Many companies think that they can avoid at lot of PCI problems by outsourcing. There is some, but not much, truth in that. You can’t outsource responsibility for your card data. If there is a breach, the card brands will come after you and you may be left relying on your contracts with your suppliers for redress. Moreover, although using a non-compliant service provider doesn’t automatically make you non-compliant it does extend the scope of your PCI assessment into the supplier. It can really test a third party relationship when you ask if your QSA can come on site to audit your supplier’s systems.
So it makes sense to use suppliers who are themselves PCI compliant but even that isn’t always straightforward. To take an example, perhaps your company uses a hosting company to manage its web servers. The hosting company claims to be PCI compliant but what does that really mean? It may just mean that their data centre has been assessed in line with PCI DSS requirement 9. In fact, quite often you find that the web hosting company actually rents space at a datacentre owned by another company and it’s that company that has been assessed as compliant just for the physical controls over the datacentre. However, if the web hosting company provides any management of your web servers then they need to have been assessed as PCI compliant for that service. Otherwise, they come back into scope for your assessment.
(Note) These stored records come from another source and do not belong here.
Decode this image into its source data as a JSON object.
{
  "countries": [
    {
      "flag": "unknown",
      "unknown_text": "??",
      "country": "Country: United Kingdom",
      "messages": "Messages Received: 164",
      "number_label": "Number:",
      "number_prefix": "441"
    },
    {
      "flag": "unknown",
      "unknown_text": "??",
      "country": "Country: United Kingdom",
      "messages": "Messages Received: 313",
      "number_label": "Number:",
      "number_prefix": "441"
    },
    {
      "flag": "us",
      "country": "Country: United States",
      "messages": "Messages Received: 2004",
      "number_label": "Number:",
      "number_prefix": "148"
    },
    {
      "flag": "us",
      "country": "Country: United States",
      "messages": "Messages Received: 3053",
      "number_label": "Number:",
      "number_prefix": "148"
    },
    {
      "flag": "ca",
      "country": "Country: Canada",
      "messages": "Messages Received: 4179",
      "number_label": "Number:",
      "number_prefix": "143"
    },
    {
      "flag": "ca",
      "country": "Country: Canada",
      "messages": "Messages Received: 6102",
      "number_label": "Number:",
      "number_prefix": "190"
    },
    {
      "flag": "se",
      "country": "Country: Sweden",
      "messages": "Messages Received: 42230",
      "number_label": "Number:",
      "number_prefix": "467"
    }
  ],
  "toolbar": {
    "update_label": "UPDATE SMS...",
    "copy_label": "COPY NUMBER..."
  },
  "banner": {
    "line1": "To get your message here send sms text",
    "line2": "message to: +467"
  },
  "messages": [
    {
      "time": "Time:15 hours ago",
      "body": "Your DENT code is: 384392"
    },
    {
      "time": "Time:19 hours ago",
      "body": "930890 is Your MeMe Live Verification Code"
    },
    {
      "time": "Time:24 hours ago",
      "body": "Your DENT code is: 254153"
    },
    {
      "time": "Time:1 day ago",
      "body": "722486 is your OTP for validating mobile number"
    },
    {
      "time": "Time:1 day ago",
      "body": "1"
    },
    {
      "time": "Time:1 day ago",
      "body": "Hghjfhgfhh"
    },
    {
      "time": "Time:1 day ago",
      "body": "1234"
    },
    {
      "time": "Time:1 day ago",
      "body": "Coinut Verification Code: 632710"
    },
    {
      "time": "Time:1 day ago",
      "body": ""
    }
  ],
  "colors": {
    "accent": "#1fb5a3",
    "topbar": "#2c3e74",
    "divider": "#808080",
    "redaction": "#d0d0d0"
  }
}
The moral is to use PCI compliant service providers but check that they are certified compliant with respect to the services they are providing to you. And make sure that they are contractually responsible for maintaining PCI compliance and safeguarding your data.
5. Be realistic
The last tip is about having realistic expectations. Other than for a few companies with a very simple business model, PCI is not easy. If you find yourself facing a full Report on Compliance assessment or a QSA validated self-assessment questionnaire, it will be harder than you expect. At times, it will be frustrating and nit picking and pedantic yet at the same time be full of ambiguity and judgement calls. Your QSA shares your pain!
It’s important to remember why you are doing this. It isn’t – or it shouldn’t be – just about ticking the PCI compliance boxes. It’s about securing your customers’ valuable financial data and building trust.
Very few companies undergoing assessment for the first time pass without going through significant remediation and industry reports show that most companies that pass their assessment one year fail the next in at least one respect. Applying the tips described above will help you be different from the crowd and ease the journey. Our QSAs in 7Safe focus on helping clients achieve compliance by identifying effective remediation activity and then maintaining it year on year.
To find out more about PCI DSS, or how 7Safe can help you achieve or maintain compliance, please contact us.